It would be surprising to see the bill go beyond these three main restrictions.  Congress has shown over the past two decades a wariness about regulating commerce on the internet.  Regulating broadband, the on-ramp that gets the consumer to the information superhighway is one thing.  Regulating the actual commerce moving on that highway is a different story.

Ironically, it would especially put net neutrality advocates in a tight position between so called openness and privacy.  It is the open network architecture of the internet that allows for apps to capture information from websites and transmit the information to third-parties for packaging and analysis.  This is the openness that net neutrality types were advocating for. The millions of Americans who supported the open internet campaign may not like the result of net neutrality, that their privacy may have been put in some jeopardy.

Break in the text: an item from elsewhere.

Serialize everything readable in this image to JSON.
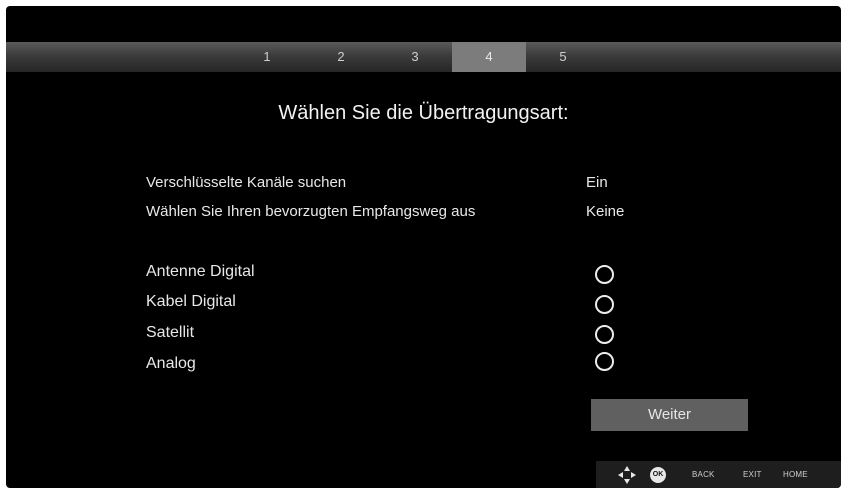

S. 668 has been in committee for six months and shows little sign of moving to a vote much less the floor.  Since the language of the bill does not necessarily sound the death bells for the data broker industry, even if it passes and compliance costs increase, the increase in demand for data that the industry provides may offset these costs.

Posted in big data, broadband, data brokers | Tagged , , | Leave a comment

Pluralism, Capitalism, and .@RealBenCarson

Ben Carson has not demonstrated that he understands pluralism or that he can craft a political economy suitable for investors and the flow of capital to businesses or households.  For these reasons he should not be president of a political-economic-social jurisdiction whose economy is driven by a free market.

First, regarding pluralism.  Dr. Carson’s recent comments over the weekend, where he stated that he would not advocate the selection of a Muslim for leader of the United States and that the Muslim faith is not consistent with the Constitution, struck me as philosophical output of a person who does not understand that America is a pluralistic society.

As a pluralistic society, where there are a multitude of competing interests, a national leader cannot afford to brush aside one interest in favor of another.  He or she must find a way to balance these interests and find a way to reconcile them.  If not then that is where the democratic component of American society will kick in: that leader will find themselves out of office in the next election.

Dr. Carson appears to believe that, as president, pluralism means choose one interest and promote only that interest.   As the chief executive officer of American government, Dr. Carson won’t have that luxury.  For example, what happens when his Department of Justice is faced with the issue of whether a practitioner of Islam has been discriminated against in the workplace?  Would Dr. Carson’s apparent bias against Islam trump his duty under the law to protect the civil rights of all Americans?

What is also of interest is Dr. Carson’s flawed reading of the U.S. Constitution.  Article II, which describes the eligibility requirements for and the selection of the president, makes no mention of a religious test for the office.  How Dr. Carson draws the conclusion that Islam is out of step with the Constitution is a mystery.  Then again, maybe Dr. Carson is referring to his physical constitution; that the particular practice of Islamic faith is so foreign to him that it makes him throw up.  Even if that were the case, that is no reason for a blatant misread of the U.S. Constitution.

The divisiveness that Dr. Carson risks by advocating for a religious fringe is not good for the flow of capital in the United States.  As head of state, the President should set the tone that America will stick to its egalitarian creed; that this is a political economy that does its best to avoid social disruption that may result from antagonizing religious and other cultural sects.  The United States is not a third world or emerging market jurisdiction attempting to throw off the negative impacts of tribalism.  It is supposed to represent a forward thinking and moving society.  Dr. Carson needs to be reminded of this.

Posted in Election2016, GOP, Republicans | Tagged , , | 1 Comment